A modern-day Oskar Schindler
Murphy, owner of Principle Pictures in Boston, first made waves with her 2007 documentary Beyond Belief, detailing the work of two American women who lost their husbands on September 11, 2001, to help Afghani widows.
Shortly after meeting Johnson—through her work with the International Institute of New England, non-profit that has been assisting Iraqi refugees since 2007—Murphy realized she had found a modern-day Oskar Schindler.
"As part of [the International Institute’s] agreement, we were going to be able to handle a large number of cases in Iraq," she said. "And then, shockingly, no one came. It raised a red flag and put a question mark in the back of my mind."
The first footage she shot, just days after she welcomed her daughter Isabelle into her family, was of Johnson welcoming a close friend from Baghdad.

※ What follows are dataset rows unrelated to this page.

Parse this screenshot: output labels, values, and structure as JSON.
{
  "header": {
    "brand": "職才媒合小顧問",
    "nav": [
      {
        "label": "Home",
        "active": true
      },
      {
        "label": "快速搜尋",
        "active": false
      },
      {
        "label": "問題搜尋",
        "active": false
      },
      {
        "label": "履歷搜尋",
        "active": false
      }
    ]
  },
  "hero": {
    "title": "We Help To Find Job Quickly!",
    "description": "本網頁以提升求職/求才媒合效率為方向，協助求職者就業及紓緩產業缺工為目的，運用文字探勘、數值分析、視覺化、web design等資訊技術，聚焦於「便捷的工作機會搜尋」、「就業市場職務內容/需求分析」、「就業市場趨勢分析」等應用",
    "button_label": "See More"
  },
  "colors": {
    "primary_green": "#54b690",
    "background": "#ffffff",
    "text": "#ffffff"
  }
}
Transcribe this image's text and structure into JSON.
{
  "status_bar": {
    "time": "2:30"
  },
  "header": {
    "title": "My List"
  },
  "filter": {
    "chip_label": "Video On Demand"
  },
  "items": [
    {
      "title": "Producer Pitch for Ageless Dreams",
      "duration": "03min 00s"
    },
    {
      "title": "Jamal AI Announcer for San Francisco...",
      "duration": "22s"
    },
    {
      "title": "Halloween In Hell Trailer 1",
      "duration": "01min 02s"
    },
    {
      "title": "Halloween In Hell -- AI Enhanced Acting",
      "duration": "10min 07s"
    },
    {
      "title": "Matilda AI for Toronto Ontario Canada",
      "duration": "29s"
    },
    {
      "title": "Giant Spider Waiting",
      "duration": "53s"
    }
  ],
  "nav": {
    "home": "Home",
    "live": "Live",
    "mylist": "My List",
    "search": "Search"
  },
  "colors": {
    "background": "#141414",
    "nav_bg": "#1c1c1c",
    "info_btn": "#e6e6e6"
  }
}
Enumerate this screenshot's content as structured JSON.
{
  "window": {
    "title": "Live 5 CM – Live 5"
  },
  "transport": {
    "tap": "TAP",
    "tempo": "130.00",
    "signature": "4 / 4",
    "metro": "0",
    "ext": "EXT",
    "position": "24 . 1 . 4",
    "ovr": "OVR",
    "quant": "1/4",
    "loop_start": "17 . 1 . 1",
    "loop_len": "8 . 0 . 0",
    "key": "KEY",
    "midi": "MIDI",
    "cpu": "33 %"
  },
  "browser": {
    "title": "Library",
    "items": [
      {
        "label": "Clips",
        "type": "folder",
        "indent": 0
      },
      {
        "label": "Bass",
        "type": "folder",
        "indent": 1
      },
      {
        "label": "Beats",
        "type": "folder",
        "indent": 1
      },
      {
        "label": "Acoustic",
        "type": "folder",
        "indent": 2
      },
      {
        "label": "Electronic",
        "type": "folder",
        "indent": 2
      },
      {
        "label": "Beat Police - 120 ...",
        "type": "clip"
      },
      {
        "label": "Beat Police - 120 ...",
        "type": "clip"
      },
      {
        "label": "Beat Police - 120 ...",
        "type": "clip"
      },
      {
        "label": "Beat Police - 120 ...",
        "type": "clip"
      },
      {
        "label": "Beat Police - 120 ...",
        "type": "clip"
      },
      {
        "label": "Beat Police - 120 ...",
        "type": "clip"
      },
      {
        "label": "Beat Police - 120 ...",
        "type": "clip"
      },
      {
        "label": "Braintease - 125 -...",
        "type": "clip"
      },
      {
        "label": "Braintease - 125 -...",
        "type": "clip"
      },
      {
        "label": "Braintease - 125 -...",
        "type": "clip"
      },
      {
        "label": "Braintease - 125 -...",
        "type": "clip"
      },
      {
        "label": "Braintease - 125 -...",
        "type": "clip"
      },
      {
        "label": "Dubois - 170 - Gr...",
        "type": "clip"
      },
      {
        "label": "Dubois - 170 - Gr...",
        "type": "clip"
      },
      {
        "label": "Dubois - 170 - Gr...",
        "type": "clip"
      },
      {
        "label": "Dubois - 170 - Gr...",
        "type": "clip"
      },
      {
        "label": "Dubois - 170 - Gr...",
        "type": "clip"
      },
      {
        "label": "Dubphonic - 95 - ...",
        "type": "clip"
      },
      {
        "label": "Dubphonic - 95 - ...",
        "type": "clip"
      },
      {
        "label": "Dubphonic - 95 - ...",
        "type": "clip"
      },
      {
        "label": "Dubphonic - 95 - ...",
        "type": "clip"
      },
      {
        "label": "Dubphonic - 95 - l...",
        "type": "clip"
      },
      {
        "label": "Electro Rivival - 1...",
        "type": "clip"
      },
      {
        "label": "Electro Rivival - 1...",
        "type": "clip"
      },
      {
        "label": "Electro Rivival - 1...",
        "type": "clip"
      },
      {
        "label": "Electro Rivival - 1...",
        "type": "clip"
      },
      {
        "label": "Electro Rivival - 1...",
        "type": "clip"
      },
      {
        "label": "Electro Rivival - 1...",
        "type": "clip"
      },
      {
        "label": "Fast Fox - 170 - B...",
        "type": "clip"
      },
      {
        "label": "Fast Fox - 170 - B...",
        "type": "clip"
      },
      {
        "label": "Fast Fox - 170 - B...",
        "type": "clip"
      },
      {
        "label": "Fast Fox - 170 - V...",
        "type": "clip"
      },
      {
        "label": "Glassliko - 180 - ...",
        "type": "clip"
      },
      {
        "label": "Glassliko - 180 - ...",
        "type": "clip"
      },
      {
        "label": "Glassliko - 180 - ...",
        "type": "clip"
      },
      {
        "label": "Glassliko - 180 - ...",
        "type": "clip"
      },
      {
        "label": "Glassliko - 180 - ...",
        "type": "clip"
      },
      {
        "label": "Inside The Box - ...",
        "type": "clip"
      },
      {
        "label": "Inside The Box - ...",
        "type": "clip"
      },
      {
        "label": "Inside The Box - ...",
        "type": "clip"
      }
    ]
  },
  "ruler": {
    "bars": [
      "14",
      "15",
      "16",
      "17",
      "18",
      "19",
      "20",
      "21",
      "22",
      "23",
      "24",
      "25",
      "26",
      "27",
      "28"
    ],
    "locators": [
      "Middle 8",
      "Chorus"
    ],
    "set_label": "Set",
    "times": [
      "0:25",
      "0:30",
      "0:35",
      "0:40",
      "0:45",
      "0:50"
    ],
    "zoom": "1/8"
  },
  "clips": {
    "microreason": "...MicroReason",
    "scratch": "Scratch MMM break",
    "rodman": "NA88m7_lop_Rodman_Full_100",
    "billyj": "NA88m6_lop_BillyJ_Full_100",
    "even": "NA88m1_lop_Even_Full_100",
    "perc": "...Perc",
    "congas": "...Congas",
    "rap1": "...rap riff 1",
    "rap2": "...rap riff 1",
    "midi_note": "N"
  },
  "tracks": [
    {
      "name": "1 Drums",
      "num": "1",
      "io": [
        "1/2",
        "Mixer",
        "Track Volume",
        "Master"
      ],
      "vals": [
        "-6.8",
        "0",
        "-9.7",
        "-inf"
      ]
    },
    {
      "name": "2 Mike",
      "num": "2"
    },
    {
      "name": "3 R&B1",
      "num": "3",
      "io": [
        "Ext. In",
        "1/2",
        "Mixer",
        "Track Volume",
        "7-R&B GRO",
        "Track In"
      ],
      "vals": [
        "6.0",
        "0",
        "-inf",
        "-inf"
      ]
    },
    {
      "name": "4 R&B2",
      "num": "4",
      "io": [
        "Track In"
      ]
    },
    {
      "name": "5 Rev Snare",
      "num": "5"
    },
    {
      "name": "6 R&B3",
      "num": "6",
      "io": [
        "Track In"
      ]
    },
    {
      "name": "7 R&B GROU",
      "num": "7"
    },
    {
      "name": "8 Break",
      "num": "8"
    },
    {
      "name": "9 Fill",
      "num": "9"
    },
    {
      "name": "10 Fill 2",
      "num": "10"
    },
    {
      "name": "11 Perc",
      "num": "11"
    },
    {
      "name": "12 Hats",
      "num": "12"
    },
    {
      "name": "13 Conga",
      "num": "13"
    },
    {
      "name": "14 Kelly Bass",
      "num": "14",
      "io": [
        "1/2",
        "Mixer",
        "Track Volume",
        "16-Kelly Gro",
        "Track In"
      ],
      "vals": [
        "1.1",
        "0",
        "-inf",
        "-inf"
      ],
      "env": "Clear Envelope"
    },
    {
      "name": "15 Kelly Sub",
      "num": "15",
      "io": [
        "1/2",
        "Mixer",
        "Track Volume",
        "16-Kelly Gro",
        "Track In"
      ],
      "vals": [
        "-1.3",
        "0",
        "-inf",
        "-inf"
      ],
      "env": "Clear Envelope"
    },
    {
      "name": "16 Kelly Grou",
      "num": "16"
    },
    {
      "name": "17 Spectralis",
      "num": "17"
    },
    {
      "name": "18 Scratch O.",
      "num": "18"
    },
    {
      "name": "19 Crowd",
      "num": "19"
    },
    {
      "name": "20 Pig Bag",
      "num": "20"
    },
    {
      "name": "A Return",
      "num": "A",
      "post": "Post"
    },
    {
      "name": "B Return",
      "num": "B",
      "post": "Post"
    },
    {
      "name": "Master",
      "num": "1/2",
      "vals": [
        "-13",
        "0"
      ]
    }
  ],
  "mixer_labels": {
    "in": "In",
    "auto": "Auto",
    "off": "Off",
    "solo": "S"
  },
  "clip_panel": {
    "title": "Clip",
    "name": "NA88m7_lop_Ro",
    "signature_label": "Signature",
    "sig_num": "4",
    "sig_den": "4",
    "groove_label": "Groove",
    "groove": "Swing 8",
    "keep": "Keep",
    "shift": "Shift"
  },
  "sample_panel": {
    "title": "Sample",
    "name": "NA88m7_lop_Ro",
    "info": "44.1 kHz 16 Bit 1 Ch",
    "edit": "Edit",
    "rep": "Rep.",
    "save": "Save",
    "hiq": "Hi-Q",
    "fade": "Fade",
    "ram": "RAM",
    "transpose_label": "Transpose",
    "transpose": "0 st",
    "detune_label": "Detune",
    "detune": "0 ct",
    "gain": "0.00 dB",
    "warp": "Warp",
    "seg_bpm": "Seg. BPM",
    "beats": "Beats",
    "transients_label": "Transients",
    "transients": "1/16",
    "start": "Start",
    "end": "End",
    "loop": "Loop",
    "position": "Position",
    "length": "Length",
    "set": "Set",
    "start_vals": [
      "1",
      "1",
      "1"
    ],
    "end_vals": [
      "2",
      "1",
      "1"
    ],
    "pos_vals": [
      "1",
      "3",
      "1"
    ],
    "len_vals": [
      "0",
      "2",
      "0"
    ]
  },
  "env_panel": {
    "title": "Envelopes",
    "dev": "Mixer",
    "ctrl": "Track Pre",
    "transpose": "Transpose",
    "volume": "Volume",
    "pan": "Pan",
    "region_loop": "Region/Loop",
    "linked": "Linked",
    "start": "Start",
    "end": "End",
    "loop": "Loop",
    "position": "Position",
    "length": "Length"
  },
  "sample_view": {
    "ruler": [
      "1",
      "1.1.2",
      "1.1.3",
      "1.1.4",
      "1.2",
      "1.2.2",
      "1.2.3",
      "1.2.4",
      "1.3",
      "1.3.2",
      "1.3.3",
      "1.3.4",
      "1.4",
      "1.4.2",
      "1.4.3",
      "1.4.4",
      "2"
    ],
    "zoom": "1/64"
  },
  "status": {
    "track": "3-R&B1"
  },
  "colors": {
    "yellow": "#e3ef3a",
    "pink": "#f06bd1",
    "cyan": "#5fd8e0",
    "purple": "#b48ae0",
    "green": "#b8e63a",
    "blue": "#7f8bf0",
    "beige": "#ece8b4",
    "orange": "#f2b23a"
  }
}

"He really wanted to help one person, this friend, get out of danger and then realized it wasn't just one person or 100 people. It was thousands of Iraqis facing danger," said Murphy, who focused on Johnson’s work with three Iraqis in her film.
The refugees’ stories "are heart-wrenching,” Murphy said. “We show someone, an Iraqi translator, who has his leg blown off by an insurgent, because he was trying to drag one of the soldiers to safety. He waited more than two years to get out of Iraq."
An endless list
While Johnson has made progress in his efforts, bringing more than 1,000 refugees into America—to everywhere from Boston to Chicago to San Diego—Murphy said his list continues to grow.
"It is now over 3,000 names," she said.
Murphy hopes the film sheds light on what the United States' actions—and, in some cases, inaction—have meant to Iraq.
"The film is about who we are as Americans and the way we operate in the world," she said.
Murphy’s travels to Iraq have left her somewhat saddened in that regard. She had never felt worse about being an American than when she was in Iraq, she said.
But even in that dismal reality she found a glimmer of optimism in the work Johnson is doing.
"With The List I try to tell it through his eyes,” she said. "For me, the reason Kirk's story is so important is he represents overseas who we are and what we want to be, especially in times of war."
Completed in late 2011, The List premiered at Tribeca Film Festival in New York City this spring and also screened at the Chicago Human Rights Festival, HotDocs in Toronto and the Nantucket Film Festival. Murphy is also working on an curriculum accompaniment to the film for high school and college students to address the moral obligations and human consequences of war.
At each screening, the film has sparked an important conversation among festival audiences.
“Iraq is off the radar but people are ready to start assessing what happened and what are the consequences of the Iraq War," Murphy said.
"There is a very, very sad and unnecessary human cost. When people see the film, they start to understand the Iraqis. They wanted to change their country and they thought the US was the hope for doing that… of course those hopes were not realized.”
The number one question viewers have after watching the documentary is how they can help The List Project move forward, Murphy said. Unless people have deep pockets or connections in Washington, she suggests setting up a personal connection with one of the thousands of Iraqis who have made it into the US through The List Project’s online community NetRoots.
Murphy is currently working on two documentaries: What Tomorrow Brings, about an all-girls school in a socially conservative village in Afghanistan; the other, Boomtown USA, about a modern-day gold rush in oil and gas-rich North Dakota.